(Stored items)
============

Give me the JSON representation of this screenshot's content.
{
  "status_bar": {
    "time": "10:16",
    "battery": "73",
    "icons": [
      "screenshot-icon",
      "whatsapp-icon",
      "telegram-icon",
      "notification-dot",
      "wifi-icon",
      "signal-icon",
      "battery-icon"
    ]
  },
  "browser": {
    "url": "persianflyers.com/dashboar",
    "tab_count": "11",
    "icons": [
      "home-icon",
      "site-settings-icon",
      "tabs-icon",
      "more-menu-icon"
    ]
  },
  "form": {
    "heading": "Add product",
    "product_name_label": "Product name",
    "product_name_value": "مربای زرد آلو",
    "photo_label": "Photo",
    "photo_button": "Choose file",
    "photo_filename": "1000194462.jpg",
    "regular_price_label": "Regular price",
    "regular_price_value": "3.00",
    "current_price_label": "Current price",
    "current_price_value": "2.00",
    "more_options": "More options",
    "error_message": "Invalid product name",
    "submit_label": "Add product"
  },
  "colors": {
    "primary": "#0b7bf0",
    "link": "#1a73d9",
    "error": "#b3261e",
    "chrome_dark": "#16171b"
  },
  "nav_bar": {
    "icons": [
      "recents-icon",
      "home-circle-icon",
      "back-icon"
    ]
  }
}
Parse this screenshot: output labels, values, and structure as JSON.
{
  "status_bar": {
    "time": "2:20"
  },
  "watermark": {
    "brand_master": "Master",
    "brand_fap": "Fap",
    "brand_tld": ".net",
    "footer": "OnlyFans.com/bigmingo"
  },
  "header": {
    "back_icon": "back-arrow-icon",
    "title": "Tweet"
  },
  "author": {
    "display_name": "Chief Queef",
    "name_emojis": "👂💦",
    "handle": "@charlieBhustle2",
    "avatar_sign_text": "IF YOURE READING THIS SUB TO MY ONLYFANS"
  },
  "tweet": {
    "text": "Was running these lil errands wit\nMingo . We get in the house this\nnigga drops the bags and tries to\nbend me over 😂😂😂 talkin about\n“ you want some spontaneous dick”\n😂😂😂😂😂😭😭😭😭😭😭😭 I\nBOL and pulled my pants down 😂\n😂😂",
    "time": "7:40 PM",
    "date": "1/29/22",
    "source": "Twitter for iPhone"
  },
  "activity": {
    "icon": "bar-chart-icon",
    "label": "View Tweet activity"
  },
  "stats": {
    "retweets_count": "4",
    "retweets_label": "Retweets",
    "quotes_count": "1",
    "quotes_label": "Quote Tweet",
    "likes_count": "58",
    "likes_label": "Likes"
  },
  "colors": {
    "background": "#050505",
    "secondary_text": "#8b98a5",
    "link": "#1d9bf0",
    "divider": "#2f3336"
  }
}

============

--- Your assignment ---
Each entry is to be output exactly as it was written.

--- Output for this exercise ---
Give me the JSON representation of this screenshot's content.
{
  "status_bar": {
    "time": "10:16",
    "battery": "73",
    "icons": [
      "screenshot-icon",
      "whatsapp-icon",
      "telegram-icon",
      "notification-dot",
      "wifi-icon",
      "signal-icon",
      "battery-icon"
    ]
  },
  "browser": {
    "url": "persianflyers.com/dashboar",
    "tab_count": "11",
    "icons": [
      "home-icon",
      "site-settings-icon",
      "tabs-icon",
      "more-menu-icon"
    ]
  },
  "form": {
    "heading": "Add product",
    "product_name_label": "Product name",
    "product_name_value": "مربای زرد آلو",
    "photo_label": "Photo",
    "photo_button": "Choose file",
    "photo_filename": "1000194462.jpg",
    "regular_price_label": "Regular price",
    "regular_price_value": "3.00",
    "current_price_label": "Current price",
    "current_price_value": "2.00",
    "more_options": "More options",
    "error_message": "Invalid product name",
    "submit_label": "Add product"
  },
  "colors": {
    "primary": "#0b7bf0",
    "link": "#1a73d9",
    "error": "#b3261e",
    "chrome_dark": "#16171b"
  },
  "nav_bar": {
    "icons": [
      "recents-icon",
      "home-circle-icon",
      "back-icon"
    ]
  }
}
Parse this screenshot: output labels, values, and structure as JSON.
{
  "status_bar": {
    "time": "2:20"
  },
  "watermark": {
    "brand_master": "Master",
    "brand_fap": "Fap",
    "brand_tld": ".net",
    "footer": "OnlyFans.com/bigmingo"
  },
  "header": {
    "back_icon": "back-arrow-icon",
    "title": "Tweet"
  },
  "author": {
    "display_name": "Chief Queef",
    "name_emojis": "👂💦",
    "handle": "@charlieBhustle2",
    "avatar_sign_text": "IF YOURE READING THIS SUB TO MY ONLYFANS"
  },
  "tweet": {
    "text": "Was running these lil errands wit\nMingo . We get in the house this\nnigga drops the bags and tries to\nbend me over 😂😂😂 talkin about\n“ you want some spontaneous dick”\n😂😂😂😂😂😭😭😭😭😭😭😭 I\nBOL and pulled my pants down 😂\n😂😂",
    "time": "7:40 PM",
    "date": "1/29/22",
    "source": "Twitter for iPhone"
  },
  "activity": {
    "icon": "bar-chart-icon",
    "label": "View Tweet activity"
  },
  "stats": {
    "retweets_count": "4",
    "retweets_label": "Retweets",
    "quotes_count": "1",
    "quotes_label": "Quote Tweet",
    "likes_count": "58",
    "likes_label": "Likes"
  },
  "colors": {
    "background": "#050505",
    "secondary_text": "#8b98a5",
    "link": "#1d9bf0",
    "divider": "#2f3336"
  }
}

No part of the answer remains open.